▶ [Problem requirements]:
In your reply, reproduce every line of the data without any alteration.

Recorded information START

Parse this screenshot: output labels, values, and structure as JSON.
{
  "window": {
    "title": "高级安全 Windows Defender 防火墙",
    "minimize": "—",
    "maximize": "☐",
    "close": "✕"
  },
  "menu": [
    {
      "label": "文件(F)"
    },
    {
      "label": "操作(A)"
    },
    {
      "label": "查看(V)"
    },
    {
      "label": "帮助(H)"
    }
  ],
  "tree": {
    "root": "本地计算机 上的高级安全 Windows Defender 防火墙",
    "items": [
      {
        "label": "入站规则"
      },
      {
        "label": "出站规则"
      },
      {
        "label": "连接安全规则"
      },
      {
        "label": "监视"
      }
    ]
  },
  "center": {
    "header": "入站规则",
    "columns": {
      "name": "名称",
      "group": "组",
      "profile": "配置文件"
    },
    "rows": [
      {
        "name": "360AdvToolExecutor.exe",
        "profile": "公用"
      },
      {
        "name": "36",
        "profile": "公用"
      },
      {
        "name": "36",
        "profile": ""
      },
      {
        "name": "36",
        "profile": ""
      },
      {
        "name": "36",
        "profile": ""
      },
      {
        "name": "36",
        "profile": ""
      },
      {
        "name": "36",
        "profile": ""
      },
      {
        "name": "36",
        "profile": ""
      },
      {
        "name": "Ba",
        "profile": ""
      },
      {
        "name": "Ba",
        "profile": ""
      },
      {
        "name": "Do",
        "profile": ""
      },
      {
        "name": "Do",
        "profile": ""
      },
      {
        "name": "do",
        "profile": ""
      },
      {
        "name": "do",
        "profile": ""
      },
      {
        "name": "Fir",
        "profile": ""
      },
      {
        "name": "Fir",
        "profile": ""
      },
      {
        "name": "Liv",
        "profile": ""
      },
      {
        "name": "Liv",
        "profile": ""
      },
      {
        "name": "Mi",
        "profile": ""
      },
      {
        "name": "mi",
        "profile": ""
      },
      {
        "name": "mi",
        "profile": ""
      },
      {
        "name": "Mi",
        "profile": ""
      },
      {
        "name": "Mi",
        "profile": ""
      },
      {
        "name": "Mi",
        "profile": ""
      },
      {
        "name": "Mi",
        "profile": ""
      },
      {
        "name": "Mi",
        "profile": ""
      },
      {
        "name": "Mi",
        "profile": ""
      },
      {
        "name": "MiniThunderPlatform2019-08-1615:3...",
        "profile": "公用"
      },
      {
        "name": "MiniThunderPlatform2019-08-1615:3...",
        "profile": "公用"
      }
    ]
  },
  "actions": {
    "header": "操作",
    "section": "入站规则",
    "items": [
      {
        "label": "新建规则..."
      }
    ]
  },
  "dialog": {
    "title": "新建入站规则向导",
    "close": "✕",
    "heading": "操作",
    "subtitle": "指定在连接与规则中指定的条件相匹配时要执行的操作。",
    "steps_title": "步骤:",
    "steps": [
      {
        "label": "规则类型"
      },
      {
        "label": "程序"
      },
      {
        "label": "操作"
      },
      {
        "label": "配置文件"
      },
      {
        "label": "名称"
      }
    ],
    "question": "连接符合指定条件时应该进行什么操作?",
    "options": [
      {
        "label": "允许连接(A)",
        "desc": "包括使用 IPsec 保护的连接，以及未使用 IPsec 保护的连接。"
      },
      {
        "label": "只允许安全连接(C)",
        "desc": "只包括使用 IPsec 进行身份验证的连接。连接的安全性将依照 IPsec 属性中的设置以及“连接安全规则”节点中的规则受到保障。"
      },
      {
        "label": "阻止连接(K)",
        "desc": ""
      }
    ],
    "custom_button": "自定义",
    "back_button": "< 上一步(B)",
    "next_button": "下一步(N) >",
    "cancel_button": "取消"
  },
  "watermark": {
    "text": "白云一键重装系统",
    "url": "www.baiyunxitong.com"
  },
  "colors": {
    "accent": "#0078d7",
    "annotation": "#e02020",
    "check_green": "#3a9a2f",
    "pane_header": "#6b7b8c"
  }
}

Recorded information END

▶ [Written solution]:
Parse this screenshot: output labels, values, and structure as JSON.
{
  "window": {
    "title": "高级安全 Windows Defender 防火墙",
    "minimize": "—",
    "maximize": "☐",
    "close": "✕"
  },
  "menu": [
    {
      "label": "文件(F)"
    },
    {
      "label": "操作(A)"
    },
    {
      "label": "查看(V)"
    },
    {
      "label": "帮助(H)"
    }
  ],
  "tree": {
    "root": "本地计算机 上的高级安全 Windows Defender 防火墙",
    "items": [
      {
        "label": "入站规则"
      },
      {
        "label": "出站规则"
      },
      {
        "label": "连接安全规则"
      },
      {
        "label": "监视"
      }
    ]
  },
  "center": {
    "header": "入站规则",
    "columns": {
      "name": "名称",
      "group": "组",
      "profile": "配置文件"
    },
    "rows": [
      {
        "name": "360AdvToolExecutor.exe",
        "profile": "公用"
      },
      {
        "name": "36",
        "profile": "公用"
      },
      {
        "name": "36",
        "profile": ""
      },
      {
        "name": "36",
        "profile": ""
      },
      {
        "name": "36",
        "profile": ""
      },
      {
        "name": "36",
        "profile": ""
      },
      {
        "name": "36",
        "profile": ""
      },
      {
        "name": "36",
        "profile": ""
      },
      {
        "name": "Ba",
        "profile": ""
      },
      {
        "name": "Ba",
        "profile": ""
      },
      {
        "name": "Do",
        "profile": ""
      },
      {
        "name": "Do",
        "profile": ""
      },
      {
        "name": "do",
        "profile": ""
      },
      {
        "name": "do",
        "profile": ""
      },
      {
        "name": "Fir",
        "profile": ""
      },
      {
        "name": "Fir",
        "profile": ""
      },
      {
        "name": "Liv",
        "profile": ""
      },
      {
        "name": "Liv",
        "profile": ""
      },
      {
        "name": "Mi",
        "profile": ""
      },
      {
        "name": "mi",
        "profile": ""
      },
      {
        "name": "mi",
        "profile": ""
      },
      {
        "name": "Mi",
        "profile": ""
      },
      {
        "name": "Mi",
        "profile": ""
      },
      {
        "name": "Mi",
        "profile": ""
      },
      {
        "name": "Mi",
        "profile": ""
      },
      {
        "name": "Mi",
        "profile": ""
      },
      {
        "name": "Mi",
        "profile": ""
      },
      {
        "name": "MiniThunderPlatform2019-08-1615:3...",
        "profile": "公用"
      },
      {
        "name": "MiniThunderPlatform2019-08-1615:3...",
        "profile": "公用"
      }
    ]
  },
  "actions": {
    "header": "操作",
    "section": "入站规则",
    "items": [
      {
        "label": "新建规则..."
      }
    ]
  },
  "dialog": {
    "title": "新建入站规则向导",
    "close": "✕",
    "heading": "操作",
    "subtitle": "指定在连接与规则中指定的条件相匹配时要执行的操作。",
    "steps_title": "步骤:",
    "steps": [
      {
        "label": "规则类型"
      },
      {
        "label": "程序"
      },
      {
        "label": "操作"
      },
      {
        "label": "配置文件"
      },
      {
        "label": "名称"
      }
    ],
    "question": "连接符合指定条件时应该进行什么操作?",
    "options": [
      {
        "label": "允许连接(A)",
        "desc": "包括使用 IPsec 保护的连接，以及未使用 IPsec 保护的连接。"
      },
      {
        "label": "只允许安全连接(C)",
        "desc": "只包括使用 IPsec 进行身份验证的连接。连接的安全性将依照 IPsec 属性中的设置以及“连接安全规则”节点中的规则受到保障。"
      },
      {
        "label": "阻止连接(K)",
        "desc": ""
      }
    ],
    "custom_button": "自定义",
    "back_button": "< 上一步(B)",
    "next_button": "下一步(N) >",
    "cancel_button": "取消"
  },
  "watermark": {
    "text": "白云一键重装系统",
    "url": "www.baiyunxitong.com"
  },
  "colors": {
    "accent": "#0078d7",
    "annotation": "#e02020",
    "check_green": "#3a9a2f",
    "pane_header": "#6b7b8c"
  }
}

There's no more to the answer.